Just when I made plans to do something other than be in Seattle for New Year's Eve, Jeremy Enigk (the reclusive solo artist/frontman of Sunny Day Real Estate/all around incredibly inspired creature) announces a New Years Eve show at El Corazon. Enigk has been pretty quiet since I moved to Seattle 6+ years ago; aside from the Sunny Day Real Estate reunion tour, I've seen Enigk play one solo show (complete with small chamber orchestra), where he proved to still have that same charisma and otherworldly possession that he's always had. Here's hoping we see a bit less reclusiveness and more new material out of Enigk in the new year. Tickets for Jeremy Enigk's New Years Eve show are available here.
Filtering by Tag: concert calendar
I've never been a giant fan of bands who rely on laptops and synths as their musical foundation. Coming of age in a post-Nirvana world, it's been engrained in me to feel a great sense of distrust with any band who may have backing tracks or just a little too much polish. However, put some incredibly tasteful songwriters at the head of the project (who also manage to produce giant, complex sounding songs whose layers compliment rather than compete), that red warning light in the back of my head flips off and it's a lot of fun.

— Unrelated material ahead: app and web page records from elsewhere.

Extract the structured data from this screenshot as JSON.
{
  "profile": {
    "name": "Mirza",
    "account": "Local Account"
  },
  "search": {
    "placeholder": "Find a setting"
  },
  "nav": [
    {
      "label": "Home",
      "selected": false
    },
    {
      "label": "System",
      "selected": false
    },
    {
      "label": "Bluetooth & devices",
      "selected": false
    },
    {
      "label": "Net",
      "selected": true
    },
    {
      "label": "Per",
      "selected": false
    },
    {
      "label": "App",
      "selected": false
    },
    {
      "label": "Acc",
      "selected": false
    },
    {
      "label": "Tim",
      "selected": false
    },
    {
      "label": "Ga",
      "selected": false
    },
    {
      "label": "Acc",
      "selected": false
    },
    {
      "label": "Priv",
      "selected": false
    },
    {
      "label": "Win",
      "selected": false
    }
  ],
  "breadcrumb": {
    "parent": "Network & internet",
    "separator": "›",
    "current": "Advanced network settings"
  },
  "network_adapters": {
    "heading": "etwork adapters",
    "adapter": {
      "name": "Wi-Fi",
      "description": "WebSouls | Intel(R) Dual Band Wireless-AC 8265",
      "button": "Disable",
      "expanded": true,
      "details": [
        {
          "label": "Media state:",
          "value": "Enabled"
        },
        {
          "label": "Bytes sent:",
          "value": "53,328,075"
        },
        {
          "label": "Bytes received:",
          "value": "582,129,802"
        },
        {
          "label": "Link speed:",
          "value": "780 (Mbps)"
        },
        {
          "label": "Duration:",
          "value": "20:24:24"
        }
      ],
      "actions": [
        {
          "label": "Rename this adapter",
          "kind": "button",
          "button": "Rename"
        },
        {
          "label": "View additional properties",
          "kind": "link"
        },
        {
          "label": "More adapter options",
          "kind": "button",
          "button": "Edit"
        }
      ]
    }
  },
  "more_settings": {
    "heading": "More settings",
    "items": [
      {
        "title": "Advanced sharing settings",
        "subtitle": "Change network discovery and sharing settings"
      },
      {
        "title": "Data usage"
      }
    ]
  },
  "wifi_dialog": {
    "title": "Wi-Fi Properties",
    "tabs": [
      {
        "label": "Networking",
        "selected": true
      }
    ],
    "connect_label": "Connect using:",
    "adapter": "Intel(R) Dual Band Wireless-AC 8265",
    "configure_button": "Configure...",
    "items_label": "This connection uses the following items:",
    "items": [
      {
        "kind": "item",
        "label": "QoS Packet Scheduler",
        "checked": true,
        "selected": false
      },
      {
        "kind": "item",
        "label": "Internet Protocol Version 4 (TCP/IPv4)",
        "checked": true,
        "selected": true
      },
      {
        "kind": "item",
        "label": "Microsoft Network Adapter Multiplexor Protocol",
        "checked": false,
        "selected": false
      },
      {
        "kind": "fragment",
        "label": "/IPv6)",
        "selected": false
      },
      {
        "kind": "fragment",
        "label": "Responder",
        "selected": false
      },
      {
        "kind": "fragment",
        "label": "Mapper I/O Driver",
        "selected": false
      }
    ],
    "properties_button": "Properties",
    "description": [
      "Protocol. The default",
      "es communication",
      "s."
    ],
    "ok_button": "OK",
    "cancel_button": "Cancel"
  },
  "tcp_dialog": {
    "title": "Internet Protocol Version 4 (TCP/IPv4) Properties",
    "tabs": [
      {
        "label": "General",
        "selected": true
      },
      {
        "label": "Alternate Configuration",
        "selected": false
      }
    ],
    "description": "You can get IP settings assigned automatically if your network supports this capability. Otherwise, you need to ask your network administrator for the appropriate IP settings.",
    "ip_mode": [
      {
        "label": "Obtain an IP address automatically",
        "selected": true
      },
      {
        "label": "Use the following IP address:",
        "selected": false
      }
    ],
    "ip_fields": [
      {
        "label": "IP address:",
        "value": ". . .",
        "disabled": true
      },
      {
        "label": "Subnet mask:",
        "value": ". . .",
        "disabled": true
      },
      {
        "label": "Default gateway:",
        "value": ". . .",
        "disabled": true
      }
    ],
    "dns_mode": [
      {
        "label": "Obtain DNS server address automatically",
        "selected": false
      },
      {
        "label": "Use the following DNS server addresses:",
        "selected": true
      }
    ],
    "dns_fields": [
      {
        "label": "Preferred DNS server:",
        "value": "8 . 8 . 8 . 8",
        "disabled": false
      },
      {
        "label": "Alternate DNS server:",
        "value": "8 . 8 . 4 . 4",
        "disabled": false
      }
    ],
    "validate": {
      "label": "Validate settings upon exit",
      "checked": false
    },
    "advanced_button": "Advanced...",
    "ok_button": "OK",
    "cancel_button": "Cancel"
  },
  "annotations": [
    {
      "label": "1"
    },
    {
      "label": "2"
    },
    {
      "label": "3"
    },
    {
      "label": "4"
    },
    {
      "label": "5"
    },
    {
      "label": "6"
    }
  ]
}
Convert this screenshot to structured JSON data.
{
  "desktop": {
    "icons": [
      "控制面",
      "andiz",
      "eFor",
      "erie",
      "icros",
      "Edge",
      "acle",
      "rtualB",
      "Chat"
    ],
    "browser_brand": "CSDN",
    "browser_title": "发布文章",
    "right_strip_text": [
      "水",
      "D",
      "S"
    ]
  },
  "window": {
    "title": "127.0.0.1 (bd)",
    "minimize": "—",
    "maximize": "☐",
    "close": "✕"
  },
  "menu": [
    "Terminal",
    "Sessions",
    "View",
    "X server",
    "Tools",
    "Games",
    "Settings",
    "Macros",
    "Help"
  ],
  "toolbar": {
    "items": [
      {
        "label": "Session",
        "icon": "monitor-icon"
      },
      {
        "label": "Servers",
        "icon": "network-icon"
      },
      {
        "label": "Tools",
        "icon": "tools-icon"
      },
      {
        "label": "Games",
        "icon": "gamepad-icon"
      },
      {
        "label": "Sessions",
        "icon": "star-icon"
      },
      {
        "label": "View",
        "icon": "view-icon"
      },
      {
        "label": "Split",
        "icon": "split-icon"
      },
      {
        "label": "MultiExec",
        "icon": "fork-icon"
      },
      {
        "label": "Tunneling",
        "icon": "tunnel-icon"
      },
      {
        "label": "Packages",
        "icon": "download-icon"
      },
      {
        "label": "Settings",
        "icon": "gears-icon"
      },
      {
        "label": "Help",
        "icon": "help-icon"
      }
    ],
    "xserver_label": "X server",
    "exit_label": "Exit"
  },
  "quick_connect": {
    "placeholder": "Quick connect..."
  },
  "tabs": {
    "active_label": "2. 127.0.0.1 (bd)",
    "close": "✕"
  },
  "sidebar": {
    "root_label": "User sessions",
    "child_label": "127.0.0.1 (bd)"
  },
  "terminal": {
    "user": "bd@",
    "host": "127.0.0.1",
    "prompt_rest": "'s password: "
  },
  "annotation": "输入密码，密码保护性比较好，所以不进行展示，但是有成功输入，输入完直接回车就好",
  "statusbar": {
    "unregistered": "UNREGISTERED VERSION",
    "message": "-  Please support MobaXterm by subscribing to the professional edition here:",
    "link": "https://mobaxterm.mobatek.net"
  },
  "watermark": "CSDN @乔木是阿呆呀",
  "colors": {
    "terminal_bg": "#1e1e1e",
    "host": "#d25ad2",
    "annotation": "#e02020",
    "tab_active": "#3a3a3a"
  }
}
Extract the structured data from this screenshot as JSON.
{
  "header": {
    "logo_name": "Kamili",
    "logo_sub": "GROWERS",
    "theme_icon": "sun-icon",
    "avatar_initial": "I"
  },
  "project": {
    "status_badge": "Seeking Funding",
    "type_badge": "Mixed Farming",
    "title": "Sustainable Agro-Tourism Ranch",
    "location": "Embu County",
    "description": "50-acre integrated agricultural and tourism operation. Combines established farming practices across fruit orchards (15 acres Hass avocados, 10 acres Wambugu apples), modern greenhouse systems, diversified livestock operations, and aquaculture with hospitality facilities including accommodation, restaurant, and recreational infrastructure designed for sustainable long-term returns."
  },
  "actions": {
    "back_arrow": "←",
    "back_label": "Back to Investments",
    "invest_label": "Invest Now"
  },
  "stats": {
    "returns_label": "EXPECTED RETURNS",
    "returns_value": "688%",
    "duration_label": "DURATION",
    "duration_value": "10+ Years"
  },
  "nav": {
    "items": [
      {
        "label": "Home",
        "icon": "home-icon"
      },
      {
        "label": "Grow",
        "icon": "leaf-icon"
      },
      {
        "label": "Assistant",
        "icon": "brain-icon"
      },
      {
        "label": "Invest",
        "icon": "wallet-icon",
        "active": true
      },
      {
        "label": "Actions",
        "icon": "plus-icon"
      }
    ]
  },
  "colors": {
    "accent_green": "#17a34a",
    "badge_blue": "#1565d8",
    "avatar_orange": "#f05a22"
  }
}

Detroit's Dale Earnhardt Jr. Jr. happen to be that exact beautiful combination, creating perfect plastic pop with legitimately moving/clever songs hidden beneath the sheen. On record, it's a giant, whirring machine that spits out post-millennial Pet Sounds harmonies atop glitchy loops. In a live setting, the band has an incredible polished live show with flashing "JR JR" lights across the stage and giant synchronized video projections, but they aren't afraid to light the fuse and let their songs blow up into bombastic rock and roll. The world of Dale Earnhardt Jr. Jr. truly is a beautiful dream, melding progressive electronica with indie pop in wonderfully unpredictable, anthemic fashion.
Dale Earnhardt Jr. Jr. and Miniature Tigers play tonight, October 17, 2014, at the Tractor Tavern in Seattle. Tickets are $16.
For a while there, Seattle, it looked like the folk rock movement was going to win. Much like the cranes that dot our city skyline, building up yet another squared-off concrete and glass mixed-use monstrosity, the sincere "beardo with acoustic guitar" thing threatened to flatten out and homogenize Seattle's music scene for a while there. Sure, that sort of thing is fine when it's well done (and in small doses), but there's so much more to this place than coffee shop rock.
Thankfully, there are bands like Constant Lovers who gnash and claw through the beige clutter. Sure, there's a definite tip of the cap to the sound of early 90's Seattle in there (along with a nice melding of some of the finer bits of the Amphetamine/Reptile catalog), but Constant Lovers manage to retain their urgency and freshness, all while writing frantic anthems for the restless and frustrated parts in all of us. This is the soundtrack to our condo apocalypse, Seattle.
Constant Lovers play with Unnatural Helpers, SSDD and Corey Brewer at The Sunset Tavern tonight. Tickets are $8.